The scene is a small, sparsely furnished two-bedroom apartment on the outskirts of Alexandria, Virginia, just off Little River Turnpike. It is the early summer of 1986, about 2 a.m. on any day of the week. In the combination living room and dining room, I sit on a rocking chair, rocking and holding a squalling infant so that his belly presses against my shoulder. Every light in the apartment is turned off, but my face is lit by the dim glow of the TV screen, which is tuned to MTV. The baby finds the noise of the music videos — because this is back in the day when MTV actually played music videos — to be strangely soothing, and listening to the sounds helps him to fall asleep.
One of the videos that seemed to play every night was Everybody Have Fun Tonight by Wang Chung. It was one of those iconic, instantly and forever memorable productions that popped up occasionally during MTV’s heyday. (Another was Peter Gabriel’s Sledgehammer, for example, and yet another was Dire Straits’ Money For Nothing.) The video featured a constant series of quick cuts that created a herky-jerky, strobe-like effect. The band members (one of whom looked vaguely like Sting) stood there while chaos occurred behind them. I always wondered whether watching that video posed problems for people with seizure disorders. The song was good, with its bouncy beat and strong drum backing, the lyrics seemed to have obvious sexual overtones, and the aside “Can you tell me what a Wang Chung is?” was funny — but the video took a good song and made it a classic.

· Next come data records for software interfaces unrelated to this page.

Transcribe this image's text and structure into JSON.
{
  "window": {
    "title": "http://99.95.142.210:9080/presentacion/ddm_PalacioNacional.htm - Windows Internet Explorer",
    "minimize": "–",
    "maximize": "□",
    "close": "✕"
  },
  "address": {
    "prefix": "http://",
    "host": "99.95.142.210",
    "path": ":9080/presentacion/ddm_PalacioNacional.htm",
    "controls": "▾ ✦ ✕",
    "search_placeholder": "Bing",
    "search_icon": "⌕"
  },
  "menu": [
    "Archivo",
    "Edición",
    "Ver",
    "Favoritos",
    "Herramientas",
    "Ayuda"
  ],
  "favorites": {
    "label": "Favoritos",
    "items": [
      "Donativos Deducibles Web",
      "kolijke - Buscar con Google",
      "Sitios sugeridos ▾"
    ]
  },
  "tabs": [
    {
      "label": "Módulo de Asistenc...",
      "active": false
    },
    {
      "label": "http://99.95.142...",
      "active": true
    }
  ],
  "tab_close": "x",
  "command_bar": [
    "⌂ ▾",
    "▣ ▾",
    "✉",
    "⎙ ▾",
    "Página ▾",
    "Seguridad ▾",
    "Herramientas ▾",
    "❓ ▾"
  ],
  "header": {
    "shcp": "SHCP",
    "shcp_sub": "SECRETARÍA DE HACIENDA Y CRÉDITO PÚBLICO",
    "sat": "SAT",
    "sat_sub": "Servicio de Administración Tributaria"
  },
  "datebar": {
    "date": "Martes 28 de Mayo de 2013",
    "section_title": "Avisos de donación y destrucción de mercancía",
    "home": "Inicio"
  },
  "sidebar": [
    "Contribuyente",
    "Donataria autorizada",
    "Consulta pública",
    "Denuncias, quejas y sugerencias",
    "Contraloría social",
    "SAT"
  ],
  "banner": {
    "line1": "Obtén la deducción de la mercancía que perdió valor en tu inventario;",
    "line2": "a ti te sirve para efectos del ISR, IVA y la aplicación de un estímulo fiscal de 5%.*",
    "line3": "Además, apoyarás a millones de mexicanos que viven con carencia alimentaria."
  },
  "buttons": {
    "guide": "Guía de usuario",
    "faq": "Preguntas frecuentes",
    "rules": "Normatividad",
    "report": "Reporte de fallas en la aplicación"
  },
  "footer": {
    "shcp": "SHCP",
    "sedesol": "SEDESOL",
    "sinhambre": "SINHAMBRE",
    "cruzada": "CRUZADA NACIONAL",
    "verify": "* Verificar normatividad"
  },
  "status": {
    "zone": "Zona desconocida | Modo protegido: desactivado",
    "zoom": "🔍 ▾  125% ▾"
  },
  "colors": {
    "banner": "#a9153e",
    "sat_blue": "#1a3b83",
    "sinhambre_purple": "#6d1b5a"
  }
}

By the time they recorded Everybody Have Fun Tonight Wang Chung had two members, Nick Feldman and Jack Hues. The group had been around, in some incarnation or another, for a number of years and had changed its name a few times. According to Wikipedia, Wang Chung was supposed to be a phonetic spelling of the Chinese words for “yellow bell,” which was used to describe the sound of a bass note, but it also had the slang sexual connotation everyone expected after hearing the song. The group recorded a few other popular songs in the mid-80s — Dance Hall Days was one of them — but it split up within a few years and never again reached the heights it enjoyed with Everybody Have Fun Tonight.